Yet just two years prior, my study abroad daydreams looked quite different. I imagined living in a cosmopolitan city somewhere in Europe, sitting in chic sidewalk cafes and returning to my apartment on a busy urban street at the end of the day. In my sophomore year, however, I was driven by my interest in the Middle East to study Arabic. This pursuit quickly replaced my fantasies of studying in Paris or London as I absorbed all I could about Arab culture and changed the focus of my searches from <Europe> to <Middle East & North Africa>. If someone had told me three years ago that I would spend a semester in a car-free, medieval city which has operated in very much the same way for centuries, I would have seriously questioned their (or maybe my) sanity. Yet here I am, a junior in college, and I can’t imagine studying abroad anywhere else.

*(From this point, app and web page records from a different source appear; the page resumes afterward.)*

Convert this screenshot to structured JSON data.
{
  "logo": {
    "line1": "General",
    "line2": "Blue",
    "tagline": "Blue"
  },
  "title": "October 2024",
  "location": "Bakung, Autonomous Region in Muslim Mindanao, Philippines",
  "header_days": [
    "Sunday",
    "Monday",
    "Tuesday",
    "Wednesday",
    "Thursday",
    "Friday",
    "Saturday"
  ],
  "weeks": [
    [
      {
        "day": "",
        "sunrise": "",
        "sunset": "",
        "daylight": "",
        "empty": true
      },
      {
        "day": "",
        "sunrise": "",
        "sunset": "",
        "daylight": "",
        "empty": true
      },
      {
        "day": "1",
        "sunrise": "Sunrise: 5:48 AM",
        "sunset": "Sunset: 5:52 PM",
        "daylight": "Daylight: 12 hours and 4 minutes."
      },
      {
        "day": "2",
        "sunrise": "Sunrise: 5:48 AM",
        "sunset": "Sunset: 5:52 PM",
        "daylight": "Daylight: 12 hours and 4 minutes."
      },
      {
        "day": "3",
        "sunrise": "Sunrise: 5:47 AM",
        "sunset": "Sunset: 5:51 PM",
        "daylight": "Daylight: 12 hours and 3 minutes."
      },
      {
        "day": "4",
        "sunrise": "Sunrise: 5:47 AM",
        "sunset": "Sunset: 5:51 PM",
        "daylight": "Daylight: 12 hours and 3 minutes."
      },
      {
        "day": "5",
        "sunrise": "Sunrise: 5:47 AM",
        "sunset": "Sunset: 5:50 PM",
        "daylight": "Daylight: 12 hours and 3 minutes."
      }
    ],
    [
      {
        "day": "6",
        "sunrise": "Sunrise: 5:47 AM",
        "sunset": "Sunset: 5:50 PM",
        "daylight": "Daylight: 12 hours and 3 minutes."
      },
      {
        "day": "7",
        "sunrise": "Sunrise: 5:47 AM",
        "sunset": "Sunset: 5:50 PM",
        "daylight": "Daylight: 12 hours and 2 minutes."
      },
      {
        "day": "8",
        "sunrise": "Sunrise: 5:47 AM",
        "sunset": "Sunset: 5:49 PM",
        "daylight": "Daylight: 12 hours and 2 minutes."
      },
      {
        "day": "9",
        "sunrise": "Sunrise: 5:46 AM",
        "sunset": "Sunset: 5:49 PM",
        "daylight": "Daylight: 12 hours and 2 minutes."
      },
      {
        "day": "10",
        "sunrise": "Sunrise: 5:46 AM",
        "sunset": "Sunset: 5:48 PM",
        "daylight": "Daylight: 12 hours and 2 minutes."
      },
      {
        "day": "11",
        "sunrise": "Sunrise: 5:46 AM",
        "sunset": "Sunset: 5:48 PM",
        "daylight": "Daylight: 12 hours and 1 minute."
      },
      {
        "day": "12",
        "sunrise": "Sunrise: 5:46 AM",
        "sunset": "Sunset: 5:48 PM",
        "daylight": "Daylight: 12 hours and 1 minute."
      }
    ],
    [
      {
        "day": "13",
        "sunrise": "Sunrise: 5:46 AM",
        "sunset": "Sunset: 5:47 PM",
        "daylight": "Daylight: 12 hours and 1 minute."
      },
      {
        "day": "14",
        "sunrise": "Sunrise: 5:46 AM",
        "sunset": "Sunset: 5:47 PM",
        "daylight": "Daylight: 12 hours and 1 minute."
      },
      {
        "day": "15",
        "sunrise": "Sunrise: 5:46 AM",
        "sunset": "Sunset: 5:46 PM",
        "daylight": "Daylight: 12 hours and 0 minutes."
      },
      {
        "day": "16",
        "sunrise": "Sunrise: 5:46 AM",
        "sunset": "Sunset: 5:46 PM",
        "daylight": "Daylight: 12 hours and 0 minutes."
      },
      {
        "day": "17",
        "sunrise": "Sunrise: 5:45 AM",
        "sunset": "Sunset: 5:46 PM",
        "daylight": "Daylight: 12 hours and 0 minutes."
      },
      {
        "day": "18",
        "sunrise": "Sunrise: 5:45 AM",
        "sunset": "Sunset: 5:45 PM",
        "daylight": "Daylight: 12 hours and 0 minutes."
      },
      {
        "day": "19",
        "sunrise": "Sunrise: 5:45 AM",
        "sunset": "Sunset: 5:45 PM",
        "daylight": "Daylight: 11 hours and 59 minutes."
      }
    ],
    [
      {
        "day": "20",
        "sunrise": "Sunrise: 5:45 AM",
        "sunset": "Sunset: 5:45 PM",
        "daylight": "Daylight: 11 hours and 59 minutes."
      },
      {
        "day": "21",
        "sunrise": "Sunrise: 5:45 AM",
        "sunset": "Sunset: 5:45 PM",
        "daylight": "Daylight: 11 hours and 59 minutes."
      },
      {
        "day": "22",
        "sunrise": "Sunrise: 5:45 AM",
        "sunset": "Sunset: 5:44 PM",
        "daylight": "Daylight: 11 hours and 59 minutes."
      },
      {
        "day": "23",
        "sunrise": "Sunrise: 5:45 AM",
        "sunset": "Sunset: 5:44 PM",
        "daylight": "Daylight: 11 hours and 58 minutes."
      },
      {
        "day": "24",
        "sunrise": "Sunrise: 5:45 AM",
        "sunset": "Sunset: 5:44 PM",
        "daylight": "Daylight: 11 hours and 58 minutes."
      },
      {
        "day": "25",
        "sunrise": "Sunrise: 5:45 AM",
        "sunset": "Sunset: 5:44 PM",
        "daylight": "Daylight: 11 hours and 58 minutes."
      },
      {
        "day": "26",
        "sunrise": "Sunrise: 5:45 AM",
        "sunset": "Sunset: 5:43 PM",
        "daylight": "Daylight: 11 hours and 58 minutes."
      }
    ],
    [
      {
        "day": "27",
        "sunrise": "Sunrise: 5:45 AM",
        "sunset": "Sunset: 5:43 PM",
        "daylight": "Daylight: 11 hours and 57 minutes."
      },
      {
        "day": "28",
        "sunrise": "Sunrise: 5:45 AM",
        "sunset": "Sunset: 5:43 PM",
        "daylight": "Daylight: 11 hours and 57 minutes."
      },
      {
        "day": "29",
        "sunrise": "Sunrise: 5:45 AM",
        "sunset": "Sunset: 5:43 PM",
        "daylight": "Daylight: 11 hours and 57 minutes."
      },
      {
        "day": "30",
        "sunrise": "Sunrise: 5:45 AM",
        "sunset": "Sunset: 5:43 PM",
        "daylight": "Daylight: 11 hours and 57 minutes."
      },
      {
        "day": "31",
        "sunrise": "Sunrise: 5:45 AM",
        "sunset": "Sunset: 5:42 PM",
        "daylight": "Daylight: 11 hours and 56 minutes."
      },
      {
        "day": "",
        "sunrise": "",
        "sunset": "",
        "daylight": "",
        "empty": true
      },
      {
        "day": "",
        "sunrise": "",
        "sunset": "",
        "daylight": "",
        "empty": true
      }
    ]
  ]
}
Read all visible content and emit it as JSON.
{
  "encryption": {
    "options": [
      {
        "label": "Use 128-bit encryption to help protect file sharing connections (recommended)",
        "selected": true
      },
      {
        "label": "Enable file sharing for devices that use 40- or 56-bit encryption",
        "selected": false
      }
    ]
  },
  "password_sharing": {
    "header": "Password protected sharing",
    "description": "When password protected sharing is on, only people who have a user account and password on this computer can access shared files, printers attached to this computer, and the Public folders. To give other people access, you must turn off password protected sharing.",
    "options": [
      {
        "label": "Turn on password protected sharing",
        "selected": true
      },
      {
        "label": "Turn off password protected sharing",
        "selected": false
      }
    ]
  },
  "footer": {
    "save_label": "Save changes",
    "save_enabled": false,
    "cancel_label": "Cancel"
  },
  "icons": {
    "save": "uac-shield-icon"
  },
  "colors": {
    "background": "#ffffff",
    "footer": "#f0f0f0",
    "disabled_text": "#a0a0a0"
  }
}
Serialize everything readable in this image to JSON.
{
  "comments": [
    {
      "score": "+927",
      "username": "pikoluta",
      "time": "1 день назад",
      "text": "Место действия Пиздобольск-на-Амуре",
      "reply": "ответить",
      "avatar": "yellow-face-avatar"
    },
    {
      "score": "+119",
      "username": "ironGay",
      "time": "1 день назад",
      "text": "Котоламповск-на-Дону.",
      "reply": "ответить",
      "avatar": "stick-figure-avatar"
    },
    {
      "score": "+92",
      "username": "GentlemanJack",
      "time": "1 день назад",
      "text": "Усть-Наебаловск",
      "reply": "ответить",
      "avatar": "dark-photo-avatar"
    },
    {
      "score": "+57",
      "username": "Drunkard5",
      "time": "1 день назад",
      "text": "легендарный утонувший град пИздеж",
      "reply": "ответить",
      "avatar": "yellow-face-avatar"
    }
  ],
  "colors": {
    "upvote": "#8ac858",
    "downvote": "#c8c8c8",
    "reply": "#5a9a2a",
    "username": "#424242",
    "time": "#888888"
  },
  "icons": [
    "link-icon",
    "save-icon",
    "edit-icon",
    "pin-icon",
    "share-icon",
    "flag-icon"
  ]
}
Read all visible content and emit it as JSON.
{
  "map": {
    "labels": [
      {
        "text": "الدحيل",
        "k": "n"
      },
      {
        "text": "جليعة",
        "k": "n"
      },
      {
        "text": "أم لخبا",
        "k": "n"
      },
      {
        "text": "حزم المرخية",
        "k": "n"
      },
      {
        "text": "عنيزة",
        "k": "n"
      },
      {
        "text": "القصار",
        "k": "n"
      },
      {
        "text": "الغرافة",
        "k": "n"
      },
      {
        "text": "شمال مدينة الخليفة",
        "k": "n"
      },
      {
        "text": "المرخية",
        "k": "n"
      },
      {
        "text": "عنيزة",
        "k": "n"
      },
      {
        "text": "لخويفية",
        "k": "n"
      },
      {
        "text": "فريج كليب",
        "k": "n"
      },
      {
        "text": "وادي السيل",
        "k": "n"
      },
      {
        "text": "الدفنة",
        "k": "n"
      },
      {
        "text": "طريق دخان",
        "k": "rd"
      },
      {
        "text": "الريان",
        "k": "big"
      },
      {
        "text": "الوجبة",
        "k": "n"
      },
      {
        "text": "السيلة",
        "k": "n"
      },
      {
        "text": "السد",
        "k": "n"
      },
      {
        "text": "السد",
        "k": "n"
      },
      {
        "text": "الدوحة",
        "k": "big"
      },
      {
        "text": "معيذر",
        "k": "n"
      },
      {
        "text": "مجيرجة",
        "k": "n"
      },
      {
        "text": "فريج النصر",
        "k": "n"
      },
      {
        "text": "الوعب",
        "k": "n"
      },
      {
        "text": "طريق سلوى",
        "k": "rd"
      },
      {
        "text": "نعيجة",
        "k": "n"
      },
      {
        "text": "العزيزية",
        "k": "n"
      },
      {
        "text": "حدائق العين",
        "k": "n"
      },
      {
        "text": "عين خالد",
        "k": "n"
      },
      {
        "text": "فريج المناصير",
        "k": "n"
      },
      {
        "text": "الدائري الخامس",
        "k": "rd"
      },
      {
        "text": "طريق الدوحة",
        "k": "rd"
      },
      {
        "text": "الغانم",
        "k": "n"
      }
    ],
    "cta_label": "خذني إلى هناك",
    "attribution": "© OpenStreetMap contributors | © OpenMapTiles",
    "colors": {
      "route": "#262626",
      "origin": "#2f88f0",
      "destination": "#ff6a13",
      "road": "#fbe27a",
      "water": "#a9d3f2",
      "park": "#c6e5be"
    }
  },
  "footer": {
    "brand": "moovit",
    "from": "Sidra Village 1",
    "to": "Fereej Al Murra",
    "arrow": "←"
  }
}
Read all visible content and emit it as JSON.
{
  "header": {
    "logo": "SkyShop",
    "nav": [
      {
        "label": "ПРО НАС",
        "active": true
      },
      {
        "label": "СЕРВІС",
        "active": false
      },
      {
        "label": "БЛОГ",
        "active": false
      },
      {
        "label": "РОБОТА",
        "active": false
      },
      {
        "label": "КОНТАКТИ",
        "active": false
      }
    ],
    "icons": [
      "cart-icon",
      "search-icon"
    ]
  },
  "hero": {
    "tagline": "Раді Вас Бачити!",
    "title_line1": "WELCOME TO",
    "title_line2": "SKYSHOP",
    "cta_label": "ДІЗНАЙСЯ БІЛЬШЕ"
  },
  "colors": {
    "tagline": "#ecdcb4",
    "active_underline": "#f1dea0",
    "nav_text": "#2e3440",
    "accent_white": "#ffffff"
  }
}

I arrived in Morocco yesterday, but my adventure actually began a month ago. I had the opportunity to spend some time in Jordan, staying with a family I met through one of my Arabic instructors. For the past four weeks I have been exploring the endless supply of beautiful sites around Jordan, getting my fill of mansaf, shawarma, and knafeh; and enjoying the warm hospitality of my host family. I swam (or floated) in the Dead Sea, rode a camel at Petra, spent a night at a Bedouin camp in Wadi Rum, and took a boat ride in the Gulf of Aqaba. Although I could go on and on about Jordan that is not the purpose of this blog, thus I will redirect my focus to my upcoming adventure in Fez.
After a long flight from Amman, to Abu Dhabi, to Rabat, I took a two hour train ride to Fes. While navigating the train system is very easy, the taxis are another story. There are grand taxis which hold six passengers and petit taxis which hold three and only operate within city limits. This results in some confusion and the language barrier doesn’t help. Luckily, a Moroccan guy kindly helped me get my giant, cumbersome luggage from the train, up multiple flights of stairs, and to the street where he found a taxi that would take me to my hotel.
The next few days will consist of orientation, a crash course in Moroccan dialect, and meeting my host family. Hopefully by my next post I’ll have conquered the maze-like streets of the Fes medina and will have a sense of what my next three months here will look like!